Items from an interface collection
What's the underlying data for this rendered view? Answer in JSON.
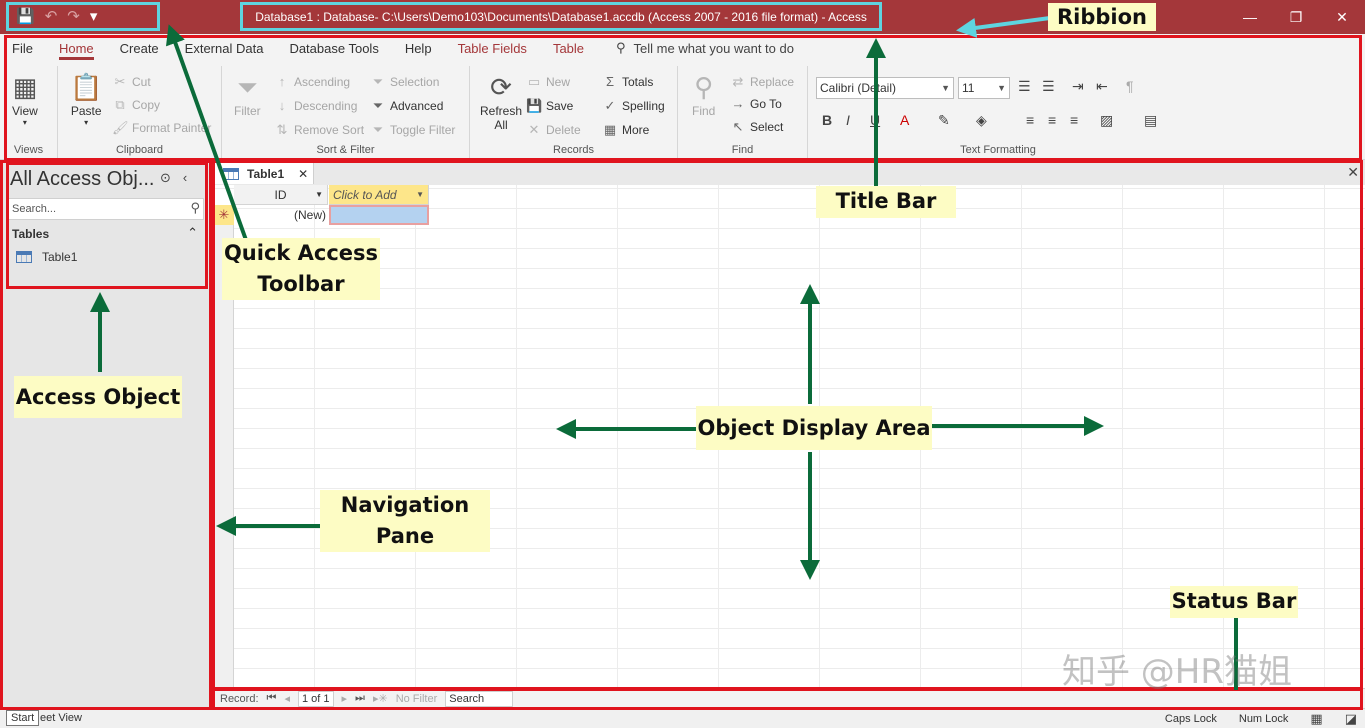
{
  "titlebar": {
    "title": "Database1 : Database- C:\\Users\\Demo103\\Documents\\Database1.accdb (Access 2007 - 2016 file format)  -  Access",
    "qat": {
      "save": "💾",
      "undo": "↶",
      "redo": "↷",
      "customize": "▾"
    },
    "minimize": "—",
    "restore": "❐",
    "close": "✕"
  },
  "ribbon": {
    "tabs": [
      "File",
      "Home",
      "Create",
      "External Data",
      "Database Tools",
      "Help",
      "Table Fields",
      "Table"
    ],
    "tell_me": "Tell me what you want to do",
    "groups": {
      "views": {
        "label": "Views",
        "view": "View"
      },
      "clipboard": {
        "label": "Clipboard",
        "paste": "Paste",
        "cut": "Cut",
        "copy": "Copy",
        "format_painter": "Format Painter"
      },
      "sort_filter": {
        "label": "Sort & Filter",
        "filter": "Filter",
        "ascending": "Ascending",
        "descending": "Descending",
        "remove_sort": "Remove Sort",
        "selection": "Selection",
        "advanced": "Advanced",
        "toggle_filter": "Toggle Filter"
      },
      "records": {
        "label": "Records",
        "refresh": "Refresh",
        "refresh_all": "All",
        "new": "New",
        "save": "Save",
        "delete": "Delete",
        "totals": "Totals",
        "spelling": "Spelling",
        "more": "More"
      },
      "find": {
        "label": "Find",
        "find": "Find",
        "replace": "Replace",
        "goto": "Go To",
        "select": "Select"
      },
      "text_formatting": {
        "label": "Text Formatting",
        "font": "Calibri (Detail)",
        "size": "11"
      }
    }
  },
  "navpane": {
    "title": "All Access Obj...",
    "search_placeholder": "Search...",
    "group": "Tables",
    "items": [
      "Table1"
    ]
  },
  "document": {
    "tab": "Table1",
    "col_id": "ID",
    "col_add": "Click to Add",
    "new_row": "(New)",
    "new_marker": "✳"
  },
  "record_nav": {
    "label": "Record:",
    "position": "1 of 1",
    "no_filter": "No Filter",
    "search": "Search"
  },
  "statusbar": {
    "start": "Start",
    "view": "eet View",
    "caps": "Caps Lock",
    "num": "Num Lock"
  },
  "annotations": {
    "ribbon": "Ribbion",
    "title_bar": "Title Bar",
    "qat_line1": "Quick Access",
    "qat_line2": "Toolbar",
    "access_object": "Access Object",
    "object_display": "Object Display Area",
    "nav_line1": "Navigation",
    "nav_line2": "Pane",
    "status_bar": "Status Bar"
  },
  "watermark": "知乎 @HR猫姐",
  "colors": {
    "accent": "#a4373a",
    "highlight_red": "#e0141e",
    "highlight_cyan": "#5ed4e0",
    "arrow": "#0b6b3a",
    "callout_bg": "#fdfcc4"
  }
}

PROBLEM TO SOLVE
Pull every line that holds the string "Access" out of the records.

SOLUTION FOR THIS PROBLEM
    "title": "Database1 : Database- C:\\Users\\Demo103\\Documents\\Database1.accdb (Access 2007 - 2016 file format)  -  Access",
    "title": "All Access Obj...",
    "qat_line1": "Quick Access",
    "access_object": "Access Object",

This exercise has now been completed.